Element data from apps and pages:
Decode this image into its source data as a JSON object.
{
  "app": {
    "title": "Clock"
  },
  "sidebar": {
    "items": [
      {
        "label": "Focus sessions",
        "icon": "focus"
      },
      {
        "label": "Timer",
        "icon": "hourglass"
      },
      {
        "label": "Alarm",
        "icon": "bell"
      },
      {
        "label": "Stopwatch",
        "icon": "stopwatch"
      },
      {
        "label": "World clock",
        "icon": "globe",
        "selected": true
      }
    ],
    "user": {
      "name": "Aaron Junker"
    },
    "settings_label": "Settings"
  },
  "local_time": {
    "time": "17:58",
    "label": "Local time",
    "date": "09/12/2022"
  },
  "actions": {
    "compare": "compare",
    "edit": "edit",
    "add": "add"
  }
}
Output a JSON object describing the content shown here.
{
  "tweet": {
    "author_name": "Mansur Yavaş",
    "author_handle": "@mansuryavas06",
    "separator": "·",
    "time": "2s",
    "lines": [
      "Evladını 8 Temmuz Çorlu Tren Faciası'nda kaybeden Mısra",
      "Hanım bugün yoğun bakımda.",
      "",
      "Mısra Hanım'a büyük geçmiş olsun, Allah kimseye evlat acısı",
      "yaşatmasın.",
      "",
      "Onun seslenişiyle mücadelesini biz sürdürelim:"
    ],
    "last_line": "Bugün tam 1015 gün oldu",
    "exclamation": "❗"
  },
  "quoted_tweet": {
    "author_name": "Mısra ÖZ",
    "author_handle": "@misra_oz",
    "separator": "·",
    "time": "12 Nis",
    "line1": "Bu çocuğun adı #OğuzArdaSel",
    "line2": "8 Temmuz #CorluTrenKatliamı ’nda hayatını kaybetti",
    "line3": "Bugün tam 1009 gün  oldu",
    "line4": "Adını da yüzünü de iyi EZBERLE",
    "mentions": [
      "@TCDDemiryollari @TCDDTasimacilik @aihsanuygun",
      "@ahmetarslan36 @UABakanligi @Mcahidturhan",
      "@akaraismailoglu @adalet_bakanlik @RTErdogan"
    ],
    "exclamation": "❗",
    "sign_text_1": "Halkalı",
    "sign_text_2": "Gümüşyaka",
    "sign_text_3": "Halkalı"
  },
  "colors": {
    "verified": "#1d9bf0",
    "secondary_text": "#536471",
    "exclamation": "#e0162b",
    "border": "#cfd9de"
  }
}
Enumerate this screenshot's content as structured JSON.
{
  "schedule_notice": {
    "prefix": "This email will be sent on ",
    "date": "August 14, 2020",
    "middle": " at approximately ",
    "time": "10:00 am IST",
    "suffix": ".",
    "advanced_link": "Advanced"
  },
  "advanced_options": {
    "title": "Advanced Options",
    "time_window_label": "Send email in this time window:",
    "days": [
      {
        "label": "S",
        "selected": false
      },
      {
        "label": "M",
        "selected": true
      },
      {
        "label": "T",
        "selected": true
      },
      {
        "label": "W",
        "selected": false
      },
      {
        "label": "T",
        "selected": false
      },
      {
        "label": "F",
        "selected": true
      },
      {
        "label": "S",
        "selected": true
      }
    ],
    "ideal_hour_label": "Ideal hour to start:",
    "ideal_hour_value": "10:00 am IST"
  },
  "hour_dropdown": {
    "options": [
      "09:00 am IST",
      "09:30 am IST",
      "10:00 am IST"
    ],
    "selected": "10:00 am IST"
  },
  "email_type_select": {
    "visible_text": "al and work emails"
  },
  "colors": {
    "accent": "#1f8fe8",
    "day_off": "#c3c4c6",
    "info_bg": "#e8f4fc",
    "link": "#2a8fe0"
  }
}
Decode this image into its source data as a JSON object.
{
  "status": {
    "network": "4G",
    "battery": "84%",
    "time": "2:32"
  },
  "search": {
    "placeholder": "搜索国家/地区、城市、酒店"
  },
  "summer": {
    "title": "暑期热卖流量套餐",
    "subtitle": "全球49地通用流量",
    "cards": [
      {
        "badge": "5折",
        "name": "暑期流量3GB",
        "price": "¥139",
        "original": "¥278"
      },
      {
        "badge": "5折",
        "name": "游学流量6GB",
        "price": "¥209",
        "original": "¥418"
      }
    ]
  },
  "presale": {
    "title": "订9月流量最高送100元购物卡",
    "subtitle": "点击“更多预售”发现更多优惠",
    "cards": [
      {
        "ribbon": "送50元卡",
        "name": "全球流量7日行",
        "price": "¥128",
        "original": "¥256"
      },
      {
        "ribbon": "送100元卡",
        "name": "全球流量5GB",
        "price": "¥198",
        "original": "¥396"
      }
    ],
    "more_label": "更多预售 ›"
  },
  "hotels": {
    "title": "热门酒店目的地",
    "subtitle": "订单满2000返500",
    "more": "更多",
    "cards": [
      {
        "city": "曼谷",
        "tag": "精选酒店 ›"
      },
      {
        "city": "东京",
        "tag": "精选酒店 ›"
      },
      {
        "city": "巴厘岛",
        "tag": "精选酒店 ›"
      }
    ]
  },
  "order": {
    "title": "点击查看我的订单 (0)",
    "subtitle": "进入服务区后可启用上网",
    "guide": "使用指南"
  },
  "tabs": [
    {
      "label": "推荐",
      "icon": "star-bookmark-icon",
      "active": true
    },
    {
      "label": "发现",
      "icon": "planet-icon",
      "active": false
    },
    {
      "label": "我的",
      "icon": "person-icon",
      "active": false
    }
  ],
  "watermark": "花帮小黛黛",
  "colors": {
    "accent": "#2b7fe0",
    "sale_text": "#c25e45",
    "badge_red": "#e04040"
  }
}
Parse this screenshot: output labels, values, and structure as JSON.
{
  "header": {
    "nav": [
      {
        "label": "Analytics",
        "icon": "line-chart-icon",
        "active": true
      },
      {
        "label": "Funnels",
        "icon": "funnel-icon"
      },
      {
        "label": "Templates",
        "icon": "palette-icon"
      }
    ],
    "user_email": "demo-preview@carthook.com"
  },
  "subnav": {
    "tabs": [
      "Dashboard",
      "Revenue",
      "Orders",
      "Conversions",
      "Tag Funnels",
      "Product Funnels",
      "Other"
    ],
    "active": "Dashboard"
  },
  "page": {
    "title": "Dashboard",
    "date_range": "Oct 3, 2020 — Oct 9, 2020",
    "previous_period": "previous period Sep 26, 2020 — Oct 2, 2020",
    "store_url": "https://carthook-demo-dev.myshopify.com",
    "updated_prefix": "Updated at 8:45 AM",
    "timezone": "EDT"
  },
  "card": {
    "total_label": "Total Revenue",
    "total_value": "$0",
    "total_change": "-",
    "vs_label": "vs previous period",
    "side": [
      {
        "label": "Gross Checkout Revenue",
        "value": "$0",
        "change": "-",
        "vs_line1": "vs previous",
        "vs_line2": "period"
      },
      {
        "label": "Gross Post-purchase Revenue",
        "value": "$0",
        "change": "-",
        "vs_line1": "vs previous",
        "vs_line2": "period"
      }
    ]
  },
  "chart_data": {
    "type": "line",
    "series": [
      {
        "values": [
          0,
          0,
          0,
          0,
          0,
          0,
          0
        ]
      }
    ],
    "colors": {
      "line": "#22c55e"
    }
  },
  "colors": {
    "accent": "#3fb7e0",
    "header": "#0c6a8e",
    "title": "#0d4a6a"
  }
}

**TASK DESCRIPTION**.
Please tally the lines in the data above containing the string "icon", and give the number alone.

**PROBLEM SOLUTION**.
11